This trip into the union lines was undertaken, not knowing what her reception would be with her pockets filled with confederate passes and nothing but her word to prove her northern identity.
Imagine the mutual surprise, when, upon reaching the union line she met as picket guard with whom she had made successful negotiation, Hervey H. Smith, a native of Delta, and a cousin of her husband. This accidental but timely meeting was of untold value, proving her identity and assisting her in procuring a pass through the union lines to Nashville. After proceeding several miles she found a body of union soldiers repairing railroad lines, and an engine and coach ready to go forward upon proper signal. Accosting the guard, he informed her that the train was destined for Nashville, but under no consideration would carry any one but General Grant and his staff. Pressing the urgency of her needs, and attempting to board the cars, she was told that he would give her no permission to get on, but once on he would not tell her to get off. No one else told her to get off, and therefore she reached Nashville, safe and sound, nearly four months after her departure from Ashville, Oct. 8, 1863, and came immediately to Rome, to recuperate after the hardships and privations incident to her southern experiences, weighing only 90 pounds upon her arrival here, while in her usual health she weight 150 to 160 pounds. So well had the union navy kept guard along the coast, that the blockade runners had been unable to supply the necessaries of life, and she had not seen any salt or saleratus for more than a year before reaching the union lines.

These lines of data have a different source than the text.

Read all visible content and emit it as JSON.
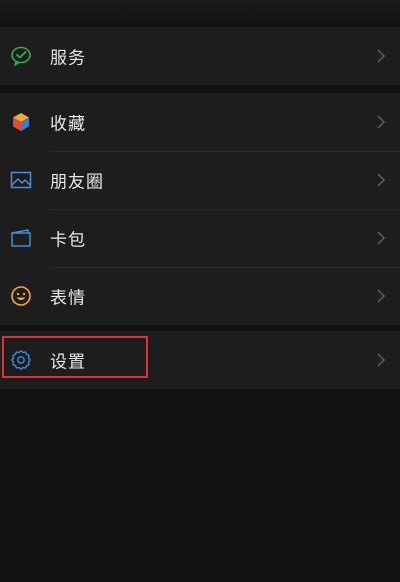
{
  "menu": {
    "services": {
      "label": "服务",
      "icon": "wechat-pay-icon",
      "color": "#2bb24c"
    },
    "favorites": {
      "label": "收藏",
      "icon": "cube-icon",
      "color": "#f2a93b"
    },
    "moments": {
      "label": "朋友圈",
      "icon": "photo-icon",
      "color": "#4a90d9"
    },
    "cards": {
      "label": "卡包",
      "icon": "card-icon",
      "color": "#3a8fe0"
    },
    "stickers": {
      "label": "表情",
      "icon": "smiley-icon",
      "color": "#f2a93b"
    },
    "settings": {
      "label": "设置",
      "icon": "gear-icon",
      "color": "#3a8fe0"
    }
  },
  "highlight": {
    "target": "settings",
    "color": "#e0303a"
  }
}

Later she married H. H. Hurlburt of Bennington, Vt., where she died about fifteen years ago.
James Hall and Henry Cornish were well known residents of Lee Center.
John Griffith lived near North Western and drove the stage to Rome for some years, afterward moving to Elmer Hill where he died in 1898, being next to the last survivor of the company as far as known.
The small iron field piece which this battery used was sold to the patriotic citizens of North Western, who soon after, being too enthusiastic in their celebrating overloaded and exploded it to fragments. Fortunately no one was injured.
The Mexican War caused an entire new habilitation and reorganization of the state militia, and soon after the old eighth regiment was mustered out of service. Governor Washington Hunt, July 31, 1852, commissioned Daniel Smith Jr. to recruit a battery, which was known as Company R, Forty-Sixth Regiment. Twenty-first Brigade, Sixth Division, NGSNY, which will be spoken of later.
Other companies in Rome at the same time, which the older citizens remember, were the Gansevoort Light Guards of Capt. Skillin, Capt. Thomas Flanagan's Company and the German Rifles, with their green trimmed uniforms, commanded by Capt. Julius J. Smith, all of them being well represented.Clarence D. Smith